questions the viability of such a gameplay decision at each stage/level. The character's action in taking the drug is usually the only viable option given and while it may enable the character to pass a stage/level of the game, the benefit is
short term and is followed by a loss of memory and a reduction in health points, the depletion of the body and/or withdrawal symptoms. In the Review Board's opinion, the use of the drug is not presented as an incentive nor does it constitute a
reward for the player in achieving the aim of the computer game. In the Review Board's opinion, the interactive drug use does not exceed high, therefore the computer game can be accommodated at R 18+.
In the light of Australia's Classification Review Board overturning the Classification Board's ban of the video game We Happy Few , the Australian government is now considering whether games censorship rules need 'modernising'.
The Department of the Communications and the Arts has confirmed that talks have begun to modernise the classification guidelines. Any adjustment to the classification guidelines for computer games must be agreed by classification ministers in all
Australia's states and territories. The department also said it will consult extensively with industry stakeholders and communities.
We Happy Few an indie game, was initially banned over the prominence of the drug Joy, which underpins the game's dystopian society by being used as a method of controlling the populace. The Board's initial finding found that the presence of Joy
violated the clause on incentivised drug use:
The games developer appealed against the ban and the Classification Review Board - a separate statutory body the unanimous overturned the Classification Board's original ban resulting in an adults-only R18+ classification.

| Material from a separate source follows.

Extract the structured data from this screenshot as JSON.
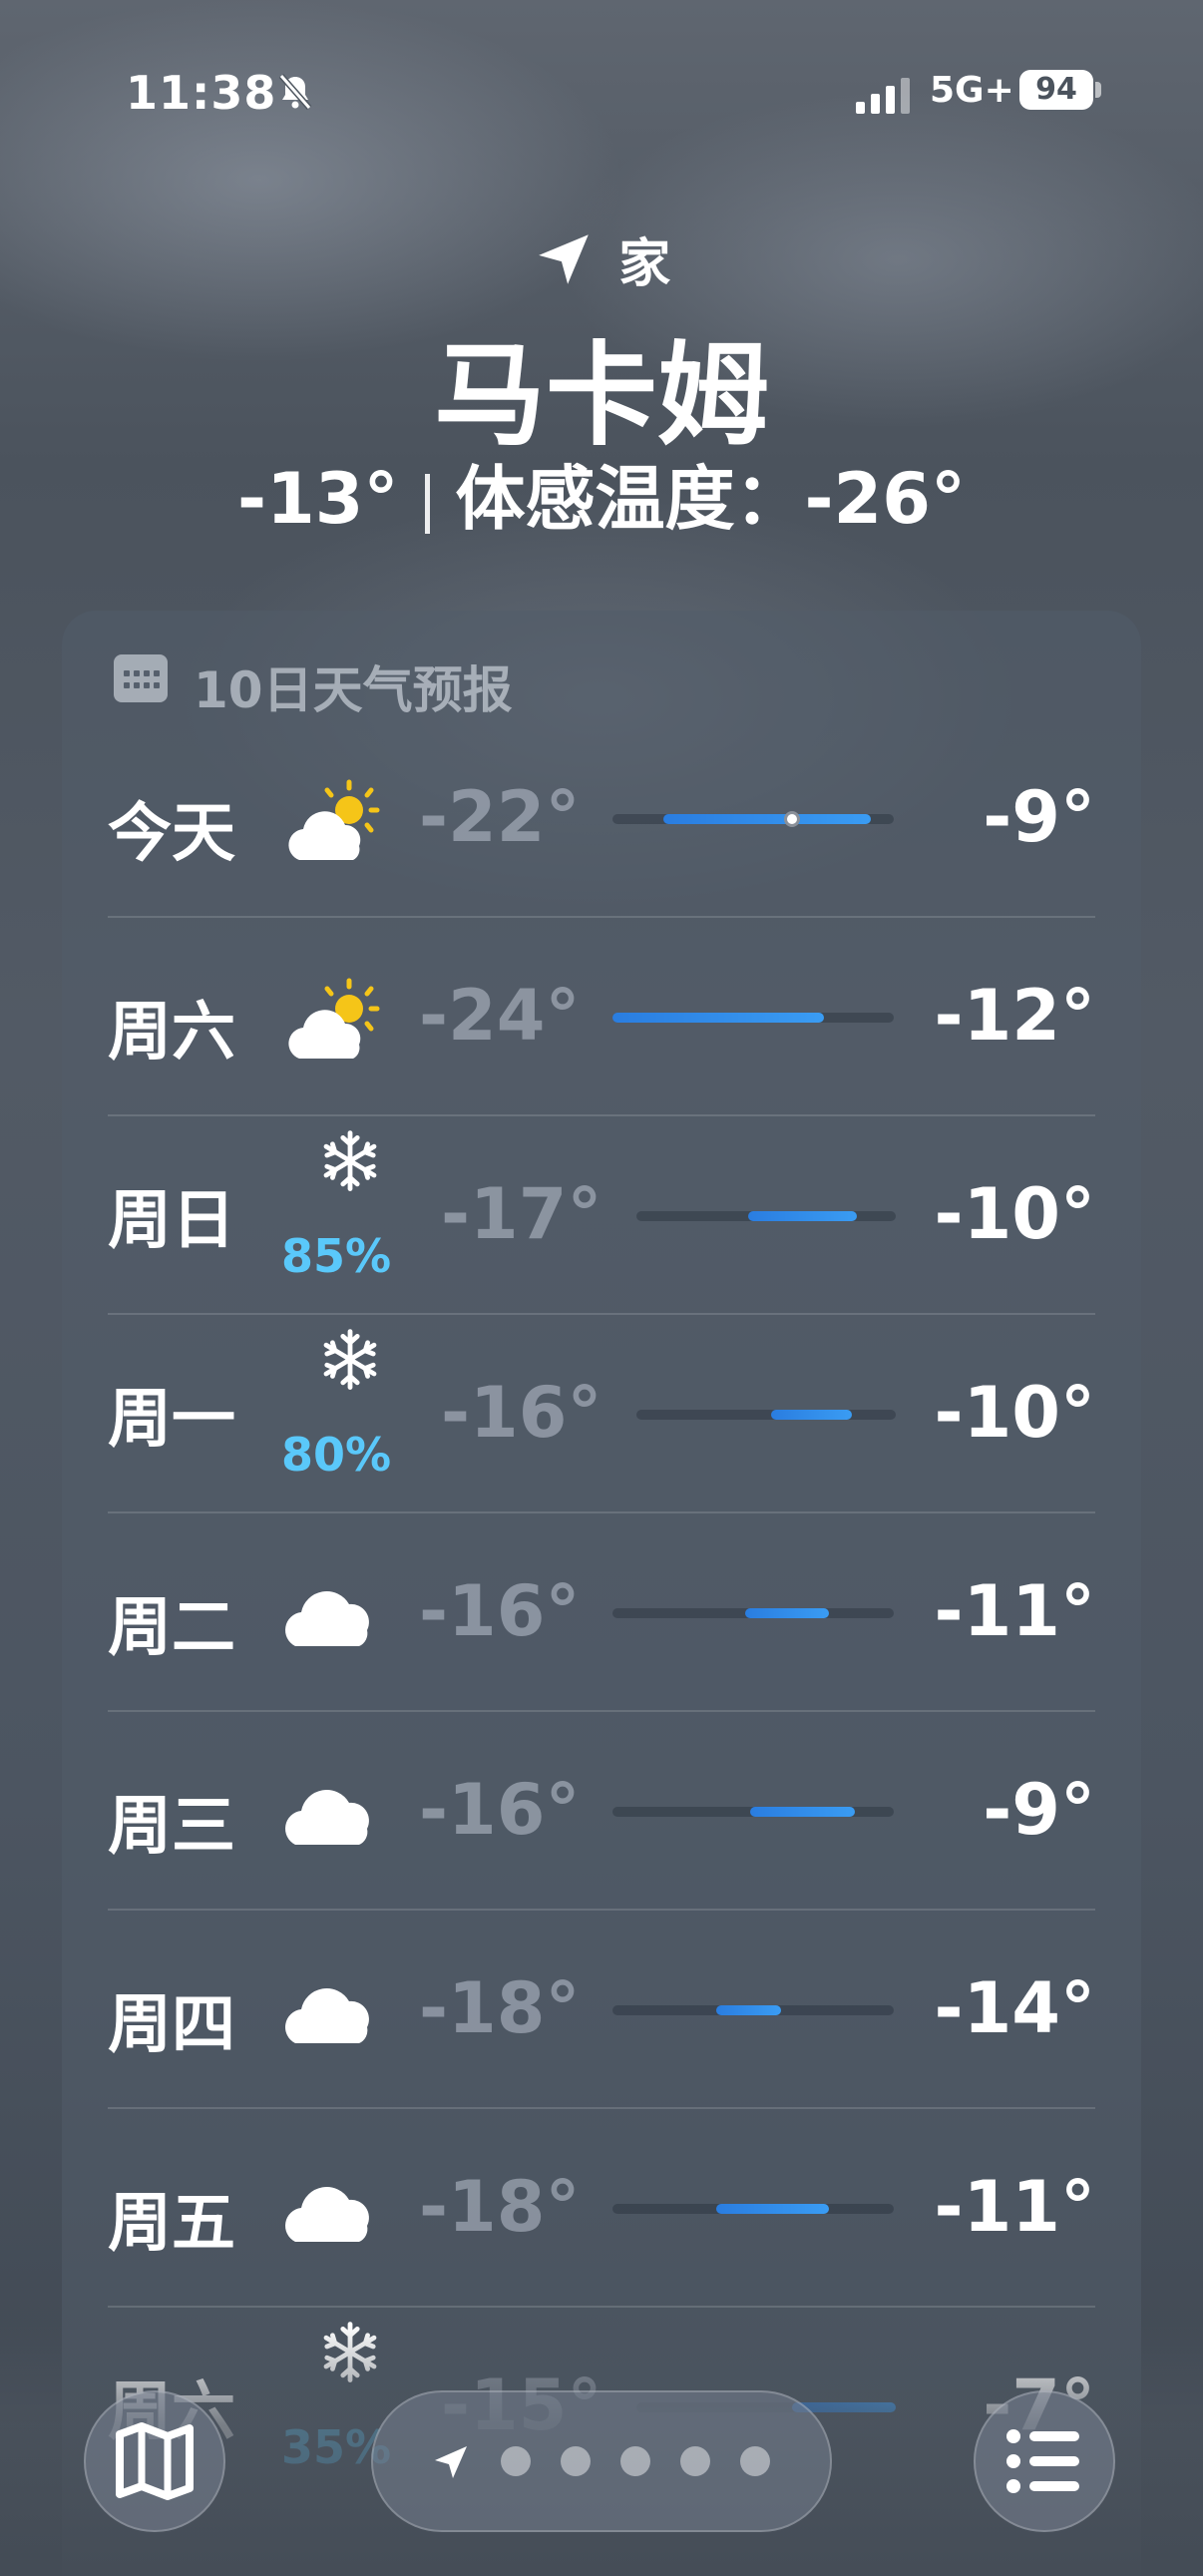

The department did not provide a timeline as to when said discussions might take place.